## TASK BRIEF
Search the records for "content". Copy every line where it appears.

## DATA FOR REVIEW
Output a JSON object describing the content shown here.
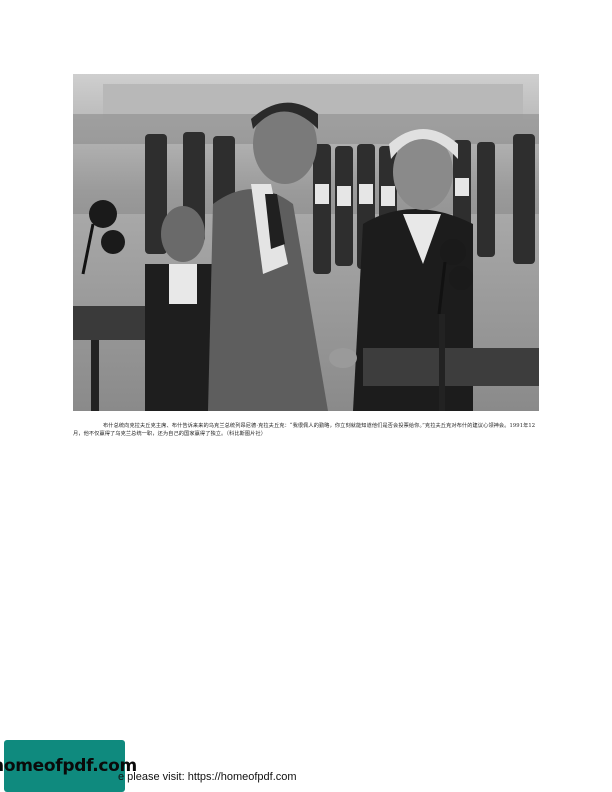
{
  "photo": {
    "alt": "Two statesmen shaking hands between podiums with microphones, honor guard in background"
  },
  "caption": {
    "text": "布什总统向克拉夫丘克主席、布什告诉来来的乌克兰总统列昂尼德·克拉夫丘克：“我很佩人的勤略，你立刻就能知道他们是否会投票给你。”克拉夫丘克对布什的建议心领神会。1991年12月，他不仅赢得了乌克兰总统一职，还为自己的国家赢得了独立。（科比斯图片社）"
  },
  "footer": {
    "logo_text": "homeofpdf.com",
    "text": "e please visit: https://homeofpdf.com"
  }
}
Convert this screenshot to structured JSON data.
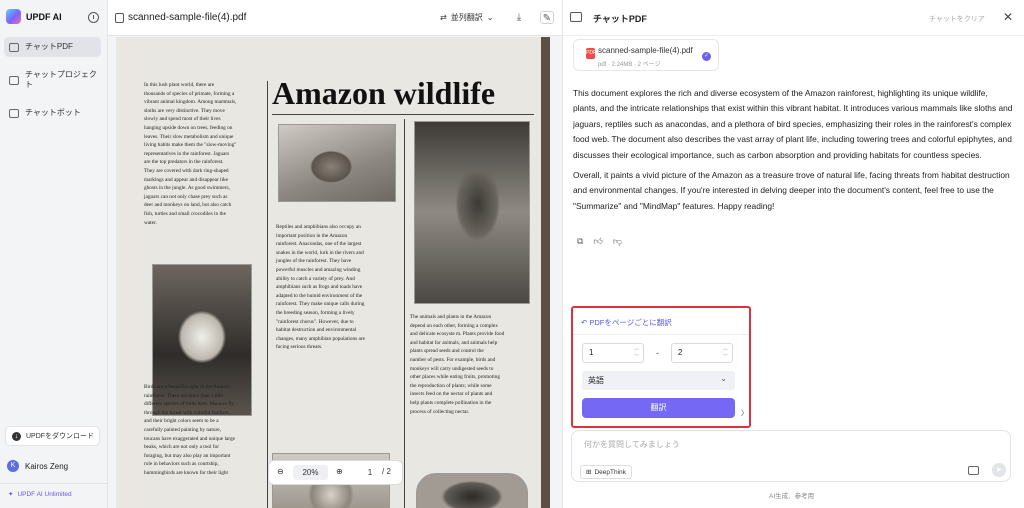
{
  "sidebar": {
    "brand": "UPDF AI",
    "items": [
      {
        "label": "チャットPDF",
        "icon": "chat-pdf-icon"
      },
      {
        "label": "チャットプロジェクト",
        "icon": "folder-icon"
      },
      {
        "label": "チャットボット",
        "icon": "bot-icon"
      }
    ],
    "download_label": "UPDFをダウンロード",
    "user_name": "Kairos Zeng",
    "user_initial": "K",
    "unlimited_label": "UPDF AI Unlimited"
  },
  "document": {
    "file_name": "scanned-sample-file(4).pdf",
    "translate_label": "並列翻訳",
    "headline": "Amazon wildlife",
    "col1_top": "In this lush plant world, there are\nthousands of species of primate, forming a\nvibrant animal kingdom. Among mammals,\nsloths are very distinctive. They move\nslowly and spend most of their lives\nhanging upside down on trees, feeding on\nleaves. Their slow metabolism and unique\nliving habits make them the \"slow-moving\"\nrepresentatives in the rainforest. Jaguars\nare the top predators in the rainforest.\nThey are covered with dark ring-shaped\nmarkings and appear and disappear like\nghosts in the jungle. As good swimmers,\njaguars can not only chase prey such as\ndeer and monkeys on land, but also catch\nfish, turtles and small crocodiles in the\nwater.",
    "col1_bottom": "Birds are a beautiful sight in the Amazon\nrainforest. There are more than 1,000\ndifferent species of birds here. Macaws fly\nthrough the forest with colorful feathers,\nand their bright colors seem to be a\ncarefully painted painting by nature,\ntoucans have exaggerated and unique large\nbeaks, which are not only a tool for\nforaging, but may also play an important\nrole in behaviors such as courtship,\nhummingbirds are known for their light",
    "col2": "Reptiles and amphibians also occupy an\nimportant position in the Amazon\nrainforest. Anacondas, one of the largest\nsnakes in the world, lurk in the rivers and\njungles of the rainforest. They have\npowerful muscles and amazing winding\nability to catch a variety of prey. And\namphibians such as frogs and toads have\nadapted to the humid environment of the\nrainforest. They make unique calls during\nthe breeding season, forming a lively\n\"rainforest chorus\". However, due to\nhabitat destruction and environmental\nchanges, many amphibian populations are\nfacing serious threats.",
    "col3": "The animals and plants in the Amazon\ndepend on each other, forming a complex\nand delicate ecosyste m. Plants provide food\nand habitat for animals, and animals help\nplants spread seeds and control the\nnumber of pests. For example, birds and\nmonkeys will carry undigested seeds to\nother places while eating fruits, promoting\nthe reproduction of plants; while some\ninsects feed on the nectar of plants and\nhelp plants complete pollination in the\nprocess of collecting nectar.",
    "zoom": "20%",
    "page_current": "1",
    "page_total": "/ 2"
  },
  "chat": {
    "title": "チャットPDF",
    "clear_label": "チャットをクリア",
    "file_card_name": "scanned-sample-file(4).pdf",
    "file_card_meta": "pdf · 2.24MB · 2 ページ",
    "summary_p1": "This document explores the rich and diverse ecosystem of the Amazon rainforest, highlighting its unique wildlife, plants, and the intricate relationships that exist within this vibrant habitat. It introduces various mammals like sloths and jaguars, reptiles such as anacondas, and a plethora of bird species, emphasizing their roles in the rainforest's complex food web. The document also describes the vast array of plant life, including towering trees and colorful epiphytes, and discusses their ecological importance, such as carbon absorption and providing habitats for countless species.",
    "summary_p2": "Overall, it paints a vivid picture of the Amazon as a treasure trove of natural life, facing threats from habitat destruction and environmental changes. If you're interested in delving deeper into the document's content, feel free to use the \"Summarize\" and \"MindMap\" features. Happy reading!",
    "translate_panel": {
      "title": "PDFをページごとに翻訳",
      "from_page": "1",
      "to_page": "2",
      "language": "英語",
      "button": "翻訳"
    },
    "input_placeholder": "何かを質問してみましょう",
    "deepthink_label": "DeepThink",
    "footnote": "AI生成、参考用"
  }
}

## RESPONSE TO THIS EXERCISE
Output a JSON object describing the content shown here.
    "summary_p2": "Overall, it paints a vivid picture of the Amazon as a treasure trove of natural life, facing threats from habitat destruction and environmental changes. If you're interested in delving deeper into the document's content, feel free to use the \"Summarize\" and \"MindMap\" features. Happy reading!",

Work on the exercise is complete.